Independent letter mail companies carried private and commercial letter mail of the type that the government believed should only be the business of the Post Office Department. They operated under loopholes in the postal monopoly laws for only a short period of time — from 1843 until expressly prohibited by the Postal Act of 1845, effective 1 July 1845.
The independent letter mail companies advertised in newspapers that they were the “peoples’” postal services. They were popular because they introduced a number of reforms that the federal government had ignored These included lower rates; more frequent collection and delivery services; prepayment with stamps; and quantity discounts for stamp purchases. A number of the companies also delivered mail to local addressees for an additional fee.
“Carriers” refers to persons employed by post offices to collect and deliver mail. The Massachusetts Post Office Act of 1693 authorized postmasters to hire carriers to deliver letters held in a post office for 48 hours. When they became Postmasters in 1773, Benjamin Franklin and William Hunter authorized postmasters to hire carriers to deliver letters for “One English Copper Halfpenney for each Letter, over and above the Postage charged thereon.”
Letter carriers were often called the “penny post” in the 18th and 19th centuries because they were allowed to charge one penny per letter for their services. During the late 1840’s and 1850’s, carrier departments in a number of cities, issued adhesives for prepayment of carrier fees and adopted their own handstamps.
Carriers performed four services:
- From the Mails service involved delivery to homes and businesses of letters that arrived at the post office from another city or post office.
- City Mail service involved delivery of mail in his district of letters that a carrier collected from a letter box or received from a patron while he was making his rounds.
- Drop Letter Delivery service involved delivery by a carrier of a letter that was dropped off at the post office and did not originate in another city or post office.
- To the Mails service involved collection of mail from letter boxes and patrons for delivery to the post office and transmission to another city or post office.
Until June 30, 1863, carriers were not salaried post office employees. They were paid 1¢ or 2¢ per letter by patrons. Effective July 1, 1863, the “fee paid” era ended when carriers became salaried post office employees, separate carrier fees were eliminated and patrons in cities with carrier service were not charged for carrier services.
Local posts were private companies that collected and delivered letters up to five times a day in large cities in competition with the carrier departments of post offices. The charge for their services was 1¢ or 2¢ per letter depending on the time period. For the convenience of customers, a number of them placed collection boxes on lamp posts and with merchants throughout the cities. They also carried newspapers, circulars and other types of mail.
Many local posts were “one-man” operations. However, some employed a number of letter carriers who were assigned districts within the cities. The largest and most successful local posts were Boyd’s City Dispatch and Hussey’s Post in New York City and D. O. Blood & Company in Philadelphia. In addition, local posts operated in Baltimore, Boston, Brooklyn, Buffalo, Chicago, St. Louis, San Francisco, Washington DC and Wilmington.

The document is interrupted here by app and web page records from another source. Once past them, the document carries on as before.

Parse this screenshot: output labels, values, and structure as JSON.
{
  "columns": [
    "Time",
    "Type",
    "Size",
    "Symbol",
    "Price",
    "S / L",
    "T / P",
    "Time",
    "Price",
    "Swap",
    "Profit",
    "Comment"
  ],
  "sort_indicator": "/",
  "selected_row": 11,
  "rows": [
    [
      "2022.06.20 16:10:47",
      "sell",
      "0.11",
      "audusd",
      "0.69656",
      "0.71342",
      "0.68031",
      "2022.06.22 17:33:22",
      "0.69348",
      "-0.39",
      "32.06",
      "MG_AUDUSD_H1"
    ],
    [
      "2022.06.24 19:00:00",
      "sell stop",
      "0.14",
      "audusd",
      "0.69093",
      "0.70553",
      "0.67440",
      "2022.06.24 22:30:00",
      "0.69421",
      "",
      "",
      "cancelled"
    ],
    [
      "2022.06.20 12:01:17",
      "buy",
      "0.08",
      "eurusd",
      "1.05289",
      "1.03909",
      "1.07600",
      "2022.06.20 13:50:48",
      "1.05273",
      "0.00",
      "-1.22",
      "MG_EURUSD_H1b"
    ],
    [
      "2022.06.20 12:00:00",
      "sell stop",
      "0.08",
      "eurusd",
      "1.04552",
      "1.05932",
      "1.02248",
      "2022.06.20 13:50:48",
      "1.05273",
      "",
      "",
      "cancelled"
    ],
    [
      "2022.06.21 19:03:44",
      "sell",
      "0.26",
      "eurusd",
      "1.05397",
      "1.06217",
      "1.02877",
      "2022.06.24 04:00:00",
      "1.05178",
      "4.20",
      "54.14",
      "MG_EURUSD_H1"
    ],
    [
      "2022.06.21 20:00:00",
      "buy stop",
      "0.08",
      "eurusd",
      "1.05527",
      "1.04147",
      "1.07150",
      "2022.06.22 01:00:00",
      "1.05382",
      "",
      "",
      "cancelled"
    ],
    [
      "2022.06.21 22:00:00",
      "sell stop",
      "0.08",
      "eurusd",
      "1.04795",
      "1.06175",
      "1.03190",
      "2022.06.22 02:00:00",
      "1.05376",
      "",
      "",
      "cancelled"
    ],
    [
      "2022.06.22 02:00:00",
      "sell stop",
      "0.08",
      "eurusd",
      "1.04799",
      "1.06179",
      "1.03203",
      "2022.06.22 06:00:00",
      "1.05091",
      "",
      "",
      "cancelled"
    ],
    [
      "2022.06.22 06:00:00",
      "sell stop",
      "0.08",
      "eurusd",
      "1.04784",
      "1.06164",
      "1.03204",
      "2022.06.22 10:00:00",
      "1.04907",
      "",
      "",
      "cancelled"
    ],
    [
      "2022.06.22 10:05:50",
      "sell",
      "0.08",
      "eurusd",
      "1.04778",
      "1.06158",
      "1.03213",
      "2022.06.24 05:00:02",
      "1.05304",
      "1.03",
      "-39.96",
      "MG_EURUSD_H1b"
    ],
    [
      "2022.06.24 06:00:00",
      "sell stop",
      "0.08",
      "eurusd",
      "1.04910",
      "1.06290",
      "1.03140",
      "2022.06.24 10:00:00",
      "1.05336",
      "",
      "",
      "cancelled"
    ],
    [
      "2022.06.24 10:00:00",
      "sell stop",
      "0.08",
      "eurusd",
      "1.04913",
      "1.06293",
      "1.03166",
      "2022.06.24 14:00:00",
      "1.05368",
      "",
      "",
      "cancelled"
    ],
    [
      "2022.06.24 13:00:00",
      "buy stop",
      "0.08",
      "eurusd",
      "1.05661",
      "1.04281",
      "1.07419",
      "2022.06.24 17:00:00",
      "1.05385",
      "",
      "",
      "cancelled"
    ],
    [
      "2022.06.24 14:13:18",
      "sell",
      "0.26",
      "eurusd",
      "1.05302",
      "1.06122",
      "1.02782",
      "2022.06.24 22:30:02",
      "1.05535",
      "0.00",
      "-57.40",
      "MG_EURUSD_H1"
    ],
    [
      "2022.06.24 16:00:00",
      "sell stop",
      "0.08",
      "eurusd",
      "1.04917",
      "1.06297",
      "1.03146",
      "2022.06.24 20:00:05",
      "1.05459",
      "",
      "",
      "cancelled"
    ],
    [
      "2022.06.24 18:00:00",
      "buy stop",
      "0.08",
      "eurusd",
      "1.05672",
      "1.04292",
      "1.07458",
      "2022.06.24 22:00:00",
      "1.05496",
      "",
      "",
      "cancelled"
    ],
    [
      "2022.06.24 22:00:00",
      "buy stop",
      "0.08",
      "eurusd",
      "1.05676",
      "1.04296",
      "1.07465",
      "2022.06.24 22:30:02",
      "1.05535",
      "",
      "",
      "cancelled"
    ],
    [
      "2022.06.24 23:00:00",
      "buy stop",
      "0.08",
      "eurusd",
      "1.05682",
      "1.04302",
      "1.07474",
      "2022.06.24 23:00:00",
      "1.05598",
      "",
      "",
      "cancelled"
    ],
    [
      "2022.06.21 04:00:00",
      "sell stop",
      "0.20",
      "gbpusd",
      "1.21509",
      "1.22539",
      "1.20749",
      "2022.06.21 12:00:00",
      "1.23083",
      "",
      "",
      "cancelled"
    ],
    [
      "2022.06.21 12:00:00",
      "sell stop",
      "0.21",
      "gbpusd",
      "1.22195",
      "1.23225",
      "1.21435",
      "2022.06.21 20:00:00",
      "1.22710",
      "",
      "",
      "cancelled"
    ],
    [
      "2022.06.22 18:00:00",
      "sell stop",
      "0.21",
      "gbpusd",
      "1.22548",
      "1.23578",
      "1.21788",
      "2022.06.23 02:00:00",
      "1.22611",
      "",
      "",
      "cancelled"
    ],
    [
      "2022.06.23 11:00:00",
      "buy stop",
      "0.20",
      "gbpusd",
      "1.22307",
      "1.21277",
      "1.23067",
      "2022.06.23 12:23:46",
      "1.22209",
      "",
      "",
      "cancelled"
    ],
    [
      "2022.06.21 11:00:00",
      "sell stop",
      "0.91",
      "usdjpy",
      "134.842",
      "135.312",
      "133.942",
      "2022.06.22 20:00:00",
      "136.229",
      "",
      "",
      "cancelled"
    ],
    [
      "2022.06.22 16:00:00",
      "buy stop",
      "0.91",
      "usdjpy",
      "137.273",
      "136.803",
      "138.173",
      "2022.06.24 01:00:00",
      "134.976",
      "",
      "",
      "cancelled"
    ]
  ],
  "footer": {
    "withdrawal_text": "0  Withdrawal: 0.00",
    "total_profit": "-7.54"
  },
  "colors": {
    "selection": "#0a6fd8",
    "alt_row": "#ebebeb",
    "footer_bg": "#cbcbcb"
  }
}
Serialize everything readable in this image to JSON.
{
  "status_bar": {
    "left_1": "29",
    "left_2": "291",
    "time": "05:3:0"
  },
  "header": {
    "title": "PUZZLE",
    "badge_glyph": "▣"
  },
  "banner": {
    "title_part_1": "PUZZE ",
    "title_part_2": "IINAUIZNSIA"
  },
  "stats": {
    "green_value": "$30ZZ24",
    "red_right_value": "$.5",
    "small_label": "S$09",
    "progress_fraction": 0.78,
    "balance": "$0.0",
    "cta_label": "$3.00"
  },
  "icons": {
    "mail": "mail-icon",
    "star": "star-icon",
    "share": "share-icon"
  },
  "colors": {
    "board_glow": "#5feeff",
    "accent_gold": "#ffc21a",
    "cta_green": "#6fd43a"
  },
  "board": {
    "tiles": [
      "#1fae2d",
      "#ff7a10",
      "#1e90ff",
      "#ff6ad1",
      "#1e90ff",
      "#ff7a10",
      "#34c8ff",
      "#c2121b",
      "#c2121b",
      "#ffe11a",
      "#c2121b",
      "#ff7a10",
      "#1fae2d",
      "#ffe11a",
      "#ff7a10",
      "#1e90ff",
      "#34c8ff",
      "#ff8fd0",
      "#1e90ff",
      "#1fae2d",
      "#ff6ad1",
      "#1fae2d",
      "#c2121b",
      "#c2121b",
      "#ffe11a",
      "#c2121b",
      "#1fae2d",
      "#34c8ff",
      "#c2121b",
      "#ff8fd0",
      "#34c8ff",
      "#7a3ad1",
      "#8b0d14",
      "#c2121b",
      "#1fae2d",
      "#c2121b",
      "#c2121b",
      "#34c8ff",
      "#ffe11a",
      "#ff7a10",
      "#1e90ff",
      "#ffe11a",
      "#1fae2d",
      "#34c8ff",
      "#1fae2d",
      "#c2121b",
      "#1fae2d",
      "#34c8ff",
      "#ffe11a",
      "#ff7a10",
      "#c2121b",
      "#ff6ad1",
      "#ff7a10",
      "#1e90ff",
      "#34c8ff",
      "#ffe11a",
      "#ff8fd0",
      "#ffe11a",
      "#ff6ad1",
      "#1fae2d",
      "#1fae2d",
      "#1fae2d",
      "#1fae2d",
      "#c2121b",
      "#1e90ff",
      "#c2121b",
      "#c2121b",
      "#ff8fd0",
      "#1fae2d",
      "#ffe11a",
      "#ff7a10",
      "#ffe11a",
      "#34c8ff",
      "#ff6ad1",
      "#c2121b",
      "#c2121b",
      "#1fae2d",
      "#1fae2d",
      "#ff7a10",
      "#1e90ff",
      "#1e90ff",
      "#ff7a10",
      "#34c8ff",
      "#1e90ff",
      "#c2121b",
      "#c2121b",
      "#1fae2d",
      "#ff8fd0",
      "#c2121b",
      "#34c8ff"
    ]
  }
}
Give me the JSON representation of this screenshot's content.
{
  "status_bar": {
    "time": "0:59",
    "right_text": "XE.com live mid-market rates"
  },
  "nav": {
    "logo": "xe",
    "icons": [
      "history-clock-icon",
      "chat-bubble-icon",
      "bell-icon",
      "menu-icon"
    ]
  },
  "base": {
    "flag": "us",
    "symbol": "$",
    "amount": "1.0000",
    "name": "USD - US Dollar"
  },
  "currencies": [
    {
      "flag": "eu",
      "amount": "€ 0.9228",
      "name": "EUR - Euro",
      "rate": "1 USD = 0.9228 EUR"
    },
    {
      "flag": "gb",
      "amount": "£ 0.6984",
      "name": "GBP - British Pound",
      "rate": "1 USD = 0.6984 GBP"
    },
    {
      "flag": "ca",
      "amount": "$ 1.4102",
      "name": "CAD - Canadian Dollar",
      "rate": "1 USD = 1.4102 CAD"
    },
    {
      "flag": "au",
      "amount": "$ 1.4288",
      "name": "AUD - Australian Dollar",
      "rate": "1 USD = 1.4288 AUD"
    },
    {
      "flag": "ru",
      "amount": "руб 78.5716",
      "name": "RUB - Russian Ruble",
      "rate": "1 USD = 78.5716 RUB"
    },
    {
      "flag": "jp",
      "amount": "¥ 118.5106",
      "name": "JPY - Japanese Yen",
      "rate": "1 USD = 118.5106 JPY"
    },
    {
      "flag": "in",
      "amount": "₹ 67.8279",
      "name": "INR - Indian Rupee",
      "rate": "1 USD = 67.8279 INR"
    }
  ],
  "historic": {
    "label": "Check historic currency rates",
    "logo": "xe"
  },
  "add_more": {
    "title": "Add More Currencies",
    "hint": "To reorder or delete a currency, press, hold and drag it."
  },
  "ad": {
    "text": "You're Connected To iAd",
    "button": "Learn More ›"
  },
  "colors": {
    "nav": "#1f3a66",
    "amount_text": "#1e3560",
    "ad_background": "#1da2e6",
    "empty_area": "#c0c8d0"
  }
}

Despite repeated efforts to shut them down, local posts competed with the Post Office Department for two decades. The Postal Act of 1861 put most remaining local posts out of business; and the Postal Act of 1863 eliminated official letter carrier fees, which made local posts no longer competitive. Boyd’s and Hussey’s continued to operate into the 1880’s but as commercial messenger services.